At 7 p.m., Thursday, Feb. 6 there will be a Black Student Leadership Forum in the Harambee Room of the African American Cultural Center, sponsored by the African American Students Association and the MAAPS Scholars. The forum will engage African American student leaders and other students in an in-depth discussion on the myriad issues and concerns African American students face with an emphasis on ways to improve relationships among all students.
At noon, Monday, Feb 10, the department of communication and theatre will sponsor a showing of “The Woman Behind the Gold: Wilma Glodean Rudolph” in the Harambee Room. Dr. Yvonne Prather, APSU assistant professor and director of television studies, will discuss her video documentary of the life and accomplishments of this Olympic gold medalist.
At 5 p.m., Monday, Feb. 10 in the UC Ballroom, the Office of Student Life and Leadership will sponsor a viewing of “Diary of a Mad Black Woman,” Tyler Perry's famed video production. A limited supply of Tyler Perry t-shirts will be given away as door prizes.
The second in the series of University-Community Forums on Black History and Culture is slated for 7 p.m., Monday, Feb 10 in the Harambee Room. Sponsored by APSU's African American staff, administrators and faculty and led by Betty Joe Wallace and Dr. Alvin Hughes, both history professors, the second forum is titled “African Americans and Their History.”
At 7:30 p.m., Tuesday, Feb. 11, Dr. Darryl Taylor, Distinguished Visiting Professor in Music and internationally acclaimed tenor, and members of APSU's voice faculty will present “A Concert of Spirituals in Celebration of African American History Month” in the concert theatre, music/mass communication building.
This concert highlights Taylor's third week-long residency at APSU this academic year. Taylor is an associate professor of music at the University of Northern Iowa, whose recently released “Dreamer” is the featured recording at all Barnes and Nobles stores nationwide during the month of February.

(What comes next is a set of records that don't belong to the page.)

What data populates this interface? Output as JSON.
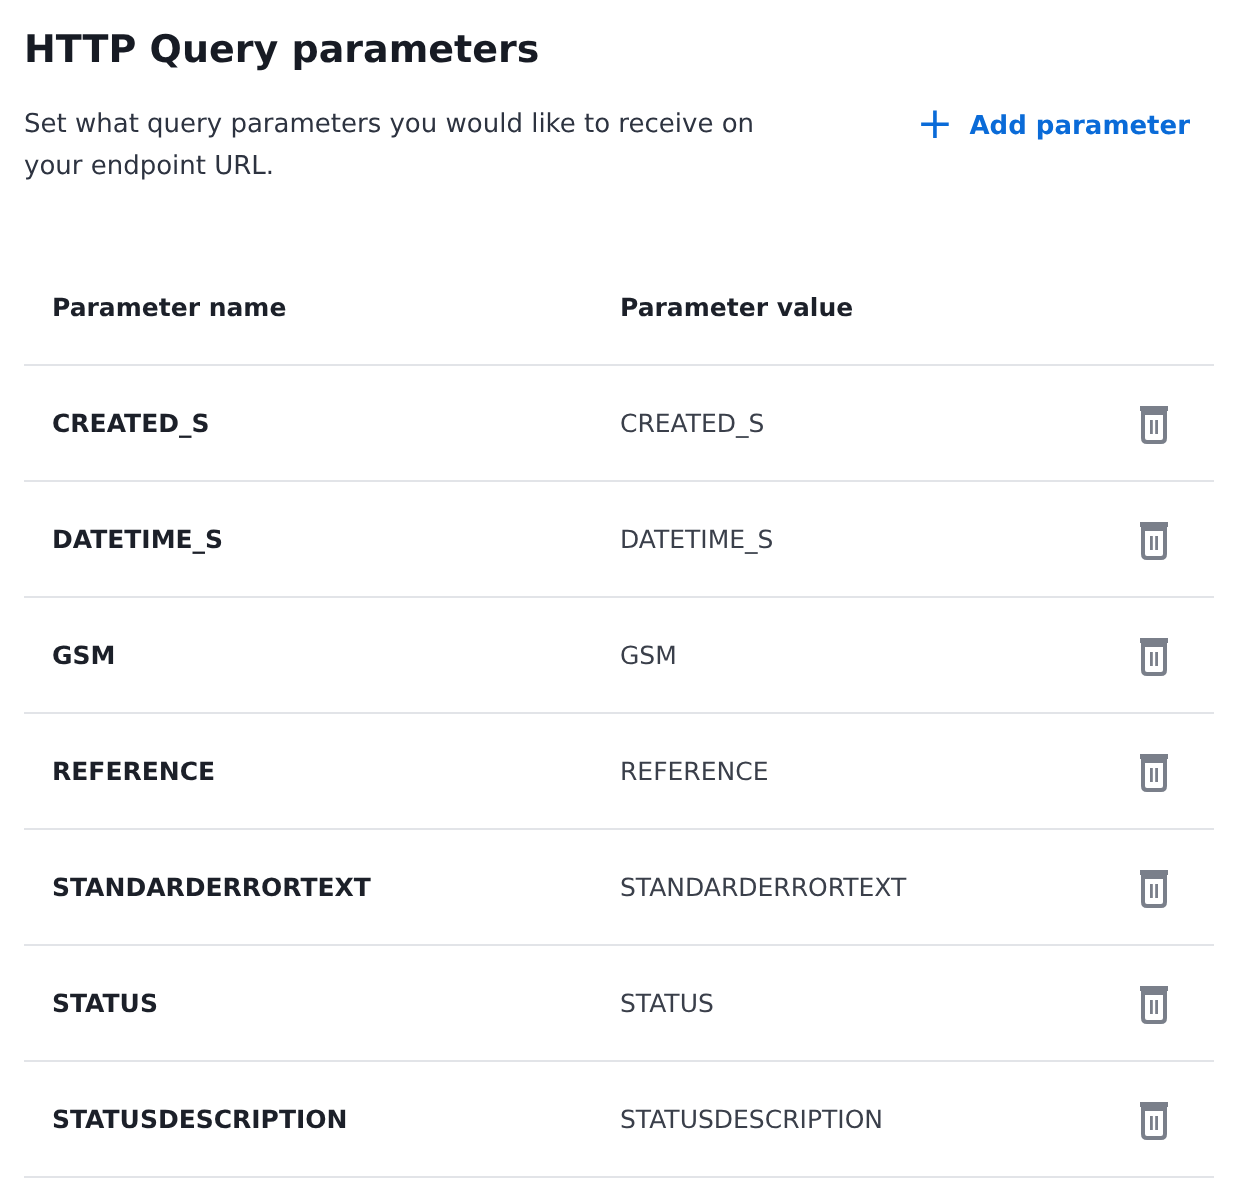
{
  "title": "HTTP Query parameters",
  "description": "Set what query parameters you would like to receive on your endpoint URL.",
  "add_button": {
    "icon": "+",
    "label": "Add parameter"
  },
  "table": {
    "columns": [
      "Parameter name",
      "Parameter value"
    ],
    "rows": [
      {
        "name": "CREATED_S",
        "value": "CREATED_S"
      },
      {
        "name": "DATETIME_S",
        "value": "DATETIME_S"
      },
      {
        "name": "GSM",
        "value": "GSM"
      },
      {
        "name": "REFERENCE",
        "value": "REFERENCE"
      },
      {
        "name": "STANDARDERRORTEXT",
        "value": "STANDARDERRORTEXT"
      },
      {
        "name": "STATUS",
        "value": "STATUS"
      },
      {
        "name": "STATUSDESCRIPTION",
        "value": "STATUSDESCRIPTION"
      }
    ]
  }
}
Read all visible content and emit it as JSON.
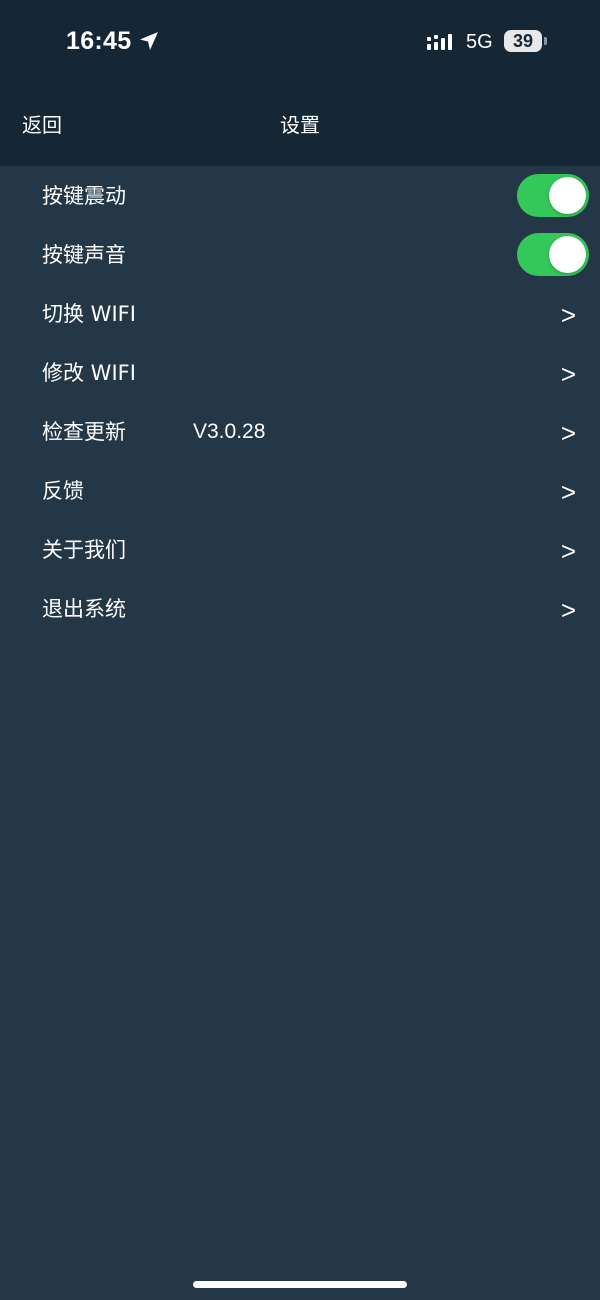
{
  "status_bar": {
    "time": "16:45",
    "network": "5G",
    "battery": "39",
    "location_icon": "location-arrow-icon",
    "signal_icon": "cellular-signal-icon"
  },
  "nav": {
    "back_label": "返回",
    "title": "设置"
  },
  "settings": {
    "vibration": {
      "label": "按键震动",
      "on": true
    },
    "sound": {
      "label": "按键声音",
      "on": true
    },
    "switch_wifi": {
      "label": "切换 WIFI",
      "arrow": ">"
    },
    "modify_wifi": {
      "label": "修改 WIFI",
      "arrow": ">"
    },
    "check_update": {
      "label": "检查更新",
      "version": "V3.0.28",
      "arrow": ">"
    },
    "feedback": {
      "label": "反馈",
      "arrow": ">"
    },
    "about_us": {
      "label": "关于我们",
      "arrow": ">"
    },
    "logout": {
      "label": "退出系统",
      "arrow": ">"
    }
  },
  "colors": {
    "header_bg": "#152634",
    "page_bg": "#243747",
    "toggle_on": "#34c759"
  }
}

For more information on any of APSU's African American History Month events, telephone Dr. Jacqueline Wade, director of the W.N. Daniel African American Cultural Center, at 6274.